Dukinfield Bridge

Stayley Bridge

Stayley Hall

Hyde Hall - Hyde

Dukinfield Hall

Fairfield Moravian Settlement



SATURDAY 10th MARCH 2018 at 11:00am
St George's Parish Church, Stamford Street, Mossley, Tameside, OL5 0LP

St. George's Church is a Grade II listed building, it was completed in 1882 on the site of an earlier Chapel dating to 1755. Built to plans by the Manchester architects, Alfred Hugh Davies-Colley and John Brook with the tower added in 1887. Of note is the 'Last Supper' reredos carved from alabaster. There are also some notable stained glass windows. Some are by the Belgium Company of Comere and by Capronnier, and others by Franz Mayer & Co. of Munich. The west end has three windows by the noted Salford firm of George Wragge, there is also a window by William Morris of Westminster. In the Church Room is an interesting memorial of 1776 to Catherine Kenworthy, the daughter of a notable 18th century Mossley family; this was taken from the original church. In the graveyard fixed to the scant remains of the 1755 church is a memorial to a drummer boy who served in the Peninsular War. This was also originally inside the 18th century church.

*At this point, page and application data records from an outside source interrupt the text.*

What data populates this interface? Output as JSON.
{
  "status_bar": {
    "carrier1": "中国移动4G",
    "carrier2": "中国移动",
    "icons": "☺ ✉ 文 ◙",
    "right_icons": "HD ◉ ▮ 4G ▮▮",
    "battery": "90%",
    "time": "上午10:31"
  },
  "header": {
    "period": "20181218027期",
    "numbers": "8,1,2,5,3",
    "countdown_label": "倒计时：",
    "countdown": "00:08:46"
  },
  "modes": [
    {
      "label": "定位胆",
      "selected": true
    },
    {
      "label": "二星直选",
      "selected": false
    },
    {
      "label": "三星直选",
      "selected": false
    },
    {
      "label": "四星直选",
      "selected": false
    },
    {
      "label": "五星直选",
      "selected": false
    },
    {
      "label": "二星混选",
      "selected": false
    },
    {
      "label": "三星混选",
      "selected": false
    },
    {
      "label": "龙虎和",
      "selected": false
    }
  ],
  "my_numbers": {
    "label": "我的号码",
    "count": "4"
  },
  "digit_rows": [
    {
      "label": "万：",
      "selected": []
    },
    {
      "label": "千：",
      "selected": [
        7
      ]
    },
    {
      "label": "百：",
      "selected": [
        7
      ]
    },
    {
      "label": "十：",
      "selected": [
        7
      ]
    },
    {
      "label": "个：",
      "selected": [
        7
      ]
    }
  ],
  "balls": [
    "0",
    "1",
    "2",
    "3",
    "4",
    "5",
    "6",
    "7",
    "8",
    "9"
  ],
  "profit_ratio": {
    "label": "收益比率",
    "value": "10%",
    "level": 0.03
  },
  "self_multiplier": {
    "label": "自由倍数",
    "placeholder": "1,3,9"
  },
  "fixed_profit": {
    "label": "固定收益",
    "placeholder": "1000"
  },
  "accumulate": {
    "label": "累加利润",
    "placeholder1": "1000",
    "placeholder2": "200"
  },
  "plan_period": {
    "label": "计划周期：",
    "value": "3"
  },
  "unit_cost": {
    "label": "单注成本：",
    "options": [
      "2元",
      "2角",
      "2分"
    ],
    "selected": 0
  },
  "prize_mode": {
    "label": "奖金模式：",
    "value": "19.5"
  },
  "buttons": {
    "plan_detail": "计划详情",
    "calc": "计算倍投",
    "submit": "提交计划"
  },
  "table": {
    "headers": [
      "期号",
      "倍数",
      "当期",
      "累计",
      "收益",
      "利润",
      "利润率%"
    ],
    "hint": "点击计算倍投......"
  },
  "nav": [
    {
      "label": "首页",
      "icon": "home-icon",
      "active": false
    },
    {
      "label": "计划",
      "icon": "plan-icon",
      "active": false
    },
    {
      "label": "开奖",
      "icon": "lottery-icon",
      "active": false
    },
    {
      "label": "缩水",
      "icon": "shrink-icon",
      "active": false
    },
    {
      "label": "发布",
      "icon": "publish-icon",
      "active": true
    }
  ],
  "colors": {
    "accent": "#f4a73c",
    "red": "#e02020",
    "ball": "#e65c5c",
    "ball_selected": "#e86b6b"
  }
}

SATURDAY 9th JUNE 2018 at 11.00am
St Michael & All Angels Parish Church, Church St, Ashton-under-Lyne, OL6 6XJ

St Michael & All Angels is the original parish for a large area around Ashton-under-Lyne with the first recorded reference to a building on this site in 1262 but it is thought that there was a church here before 1066. It is likely that St Michael's is the other local church mentioned in the Domesday Book alongside what is now Manchester Cathedral. The present building traditionally dates from 1413 but much of the structure was altered and re-built in Victorian times-the tower of 1886-88 by Joseph S Crowther is said to be based on that of Manchester Cathedral.

The building is in the Perpendicular style with the large windows associated with that style. St Michael's windows hold what are thought to be the best surviving examples of 15th Century glass in the country. The glass includes twenty panels based on the life of St Helena and these panels are the most ambitious surviving example of the St Helena cycle. They were the gift of the Assheton family between 1497 and 1512 and were originally in the east window being moved to the south aisle in1872. The east window was filled with new lass by James Ballantyne & Sons of Edinburgh.

The 1840's interior furnishings provide a rare surviving example of a late auditory arrangement with box pews facing a three-decker pulpit which is placed part way along the north aisle arcade with the pews to the east of it facing it with their backs to the chancel. The present woodwork, particularly the pulpit, contains timber and carving from an earlier arrangement. The organ is by William Hill & Son of London and was built in1845 and enlarged in 1889. St Michael's was the venue for one of the Society's very early visits in 2007 but the Friends of St Michael's have invited to re-visit to see work completed over the last ten years or so.

Makes a note of the dates, - come along, - bring a friend & a packed lunch ALL ARE WELCOME

Revd Brian Hartley - Chair & Secretary
The Greater Manchester Churches Preservation Society
21 Penryn Avenue
Tel: 01706 849132
Website: www.manchesterchurches.btck.co.uk